STEM Pioneer KidWind Inspires Young Scientists

In 2000, while still working as a teacher, Michael Arquin wanted to inspire more teachers and students to learn about science, technology, and wind energy. Two years later, he founded Minneapolis-based KidWind out of his apartment, and over the years, he has developed an wide array of lessons for science teachers to use as they introduce students to renewable energy.

Arquin described the KidWind philosophy on his blog:

Our lessons are designed to encourage student curiosity and inquiry. We are working to inspire the next generation of scientists, engineers, policy-makers, problem solvers, and decision makers!

The KidWind Challenge, the organization's signature program, gives students a chance to compete in building small, working wind turbines. KidWind plans to host 35 of these programs across the United

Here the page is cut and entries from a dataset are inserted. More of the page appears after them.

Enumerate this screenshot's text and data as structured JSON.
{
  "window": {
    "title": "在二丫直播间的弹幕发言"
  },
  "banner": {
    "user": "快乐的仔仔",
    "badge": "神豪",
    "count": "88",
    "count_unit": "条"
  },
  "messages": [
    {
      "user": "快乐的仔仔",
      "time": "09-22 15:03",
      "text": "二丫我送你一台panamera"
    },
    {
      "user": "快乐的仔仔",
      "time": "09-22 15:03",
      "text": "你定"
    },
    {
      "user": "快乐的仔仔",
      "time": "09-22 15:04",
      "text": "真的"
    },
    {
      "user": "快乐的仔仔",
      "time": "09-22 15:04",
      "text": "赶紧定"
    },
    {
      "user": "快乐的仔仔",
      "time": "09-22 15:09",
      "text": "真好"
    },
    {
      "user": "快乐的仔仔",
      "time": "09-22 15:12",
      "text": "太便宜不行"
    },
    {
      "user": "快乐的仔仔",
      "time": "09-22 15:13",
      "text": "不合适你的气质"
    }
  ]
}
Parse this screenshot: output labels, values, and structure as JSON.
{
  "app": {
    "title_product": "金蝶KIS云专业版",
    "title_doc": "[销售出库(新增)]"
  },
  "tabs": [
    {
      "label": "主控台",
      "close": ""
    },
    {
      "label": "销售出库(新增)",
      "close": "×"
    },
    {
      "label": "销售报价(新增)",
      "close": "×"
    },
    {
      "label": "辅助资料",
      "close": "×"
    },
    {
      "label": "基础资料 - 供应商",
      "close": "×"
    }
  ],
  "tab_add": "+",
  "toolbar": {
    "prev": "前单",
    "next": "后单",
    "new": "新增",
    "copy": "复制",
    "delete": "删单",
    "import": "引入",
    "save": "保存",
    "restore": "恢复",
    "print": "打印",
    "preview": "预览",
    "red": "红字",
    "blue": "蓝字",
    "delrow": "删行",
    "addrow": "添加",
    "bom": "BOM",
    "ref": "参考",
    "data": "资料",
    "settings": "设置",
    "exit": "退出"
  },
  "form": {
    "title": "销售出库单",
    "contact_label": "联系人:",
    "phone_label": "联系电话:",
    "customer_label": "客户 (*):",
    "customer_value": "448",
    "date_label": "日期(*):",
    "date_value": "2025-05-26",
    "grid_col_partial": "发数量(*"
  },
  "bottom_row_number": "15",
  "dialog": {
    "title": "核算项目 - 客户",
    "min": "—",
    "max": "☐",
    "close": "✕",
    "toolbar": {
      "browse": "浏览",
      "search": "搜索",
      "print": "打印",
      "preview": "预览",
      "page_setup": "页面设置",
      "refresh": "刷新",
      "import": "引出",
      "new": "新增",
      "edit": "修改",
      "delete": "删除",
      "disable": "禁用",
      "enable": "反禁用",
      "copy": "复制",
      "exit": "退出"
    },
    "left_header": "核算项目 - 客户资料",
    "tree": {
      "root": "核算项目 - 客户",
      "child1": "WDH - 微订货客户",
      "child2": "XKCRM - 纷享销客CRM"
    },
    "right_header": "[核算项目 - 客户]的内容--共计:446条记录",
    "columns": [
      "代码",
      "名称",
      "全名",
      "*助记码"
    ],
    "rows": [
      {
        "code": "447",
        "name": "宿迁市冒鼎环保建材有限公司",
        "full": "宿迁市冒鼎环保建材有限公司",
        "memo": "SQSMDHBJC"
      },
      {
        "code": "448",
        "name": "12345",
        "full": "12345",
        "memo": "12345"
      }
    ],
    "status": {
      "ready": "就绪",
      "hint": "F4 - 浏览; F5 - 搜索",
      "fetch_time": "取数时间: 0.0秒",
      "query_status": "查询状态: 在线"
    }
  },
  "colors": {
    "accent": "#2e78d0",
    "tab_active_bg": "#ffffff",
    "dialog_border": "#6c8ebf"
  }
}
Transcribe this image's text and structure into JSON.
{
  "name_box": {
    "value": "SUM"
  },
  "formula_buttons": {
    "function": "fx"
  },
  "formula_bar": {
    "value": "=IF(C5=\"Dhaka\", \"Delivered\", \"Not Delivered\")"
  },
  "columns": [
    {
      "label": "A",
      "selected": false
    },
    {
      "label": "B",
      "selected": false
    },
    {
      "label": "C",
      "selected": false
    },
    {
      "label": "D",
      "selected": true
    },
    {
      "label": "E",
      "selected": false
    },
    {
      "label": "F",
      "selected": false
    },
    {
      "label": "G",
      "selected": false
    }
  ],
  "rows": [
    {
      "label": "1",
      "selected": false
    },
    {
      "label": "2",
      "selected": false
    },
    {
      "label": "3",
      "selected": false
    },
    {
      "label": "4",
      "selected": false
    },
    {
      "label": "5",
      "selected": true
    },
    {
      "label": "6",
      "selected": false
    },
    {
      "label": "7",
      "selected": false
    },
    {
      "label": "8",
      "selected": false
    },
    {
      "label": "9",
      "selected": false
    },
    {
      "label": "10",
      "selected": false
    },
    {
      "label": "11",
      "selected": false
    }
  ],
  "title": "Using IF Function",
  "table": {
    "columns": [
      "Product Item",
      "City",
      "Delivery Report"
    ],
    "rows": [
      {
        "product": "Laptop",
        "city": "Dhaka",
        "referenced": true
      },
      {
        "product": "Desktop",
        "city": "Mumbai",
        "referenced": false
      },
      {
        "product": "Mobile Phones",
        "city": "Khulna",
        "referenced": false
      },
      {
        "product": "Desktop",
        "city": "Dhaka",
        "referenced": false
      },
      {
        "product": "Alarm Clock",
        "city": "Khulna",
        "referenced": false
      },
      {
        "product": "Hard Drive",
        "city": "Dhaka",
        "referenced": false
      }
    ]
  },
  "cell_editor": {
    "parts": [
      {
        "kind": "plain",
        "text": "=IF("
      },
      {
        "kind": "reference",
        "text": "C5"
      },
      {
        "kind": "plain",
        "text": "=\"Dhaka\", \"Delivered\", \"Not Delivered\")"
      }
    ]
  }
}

States in 2014, as well as two international events.

Watch a report from last year's event in Alberta, Canada.

Today, KidWind has trained over 7,000 teachers, who have imparted these lessons to more than 500,000 students, inspiring them to build over 50,000 experimental wind turbines. The KidWind website also invites both teachers and students to watch short videos and PowerPoints; try hands-on lessons and online readings, which thanks to the support from sponsors, are completely free.

Is KidWind a model for STEM education around the country?

Photos: various, KidWind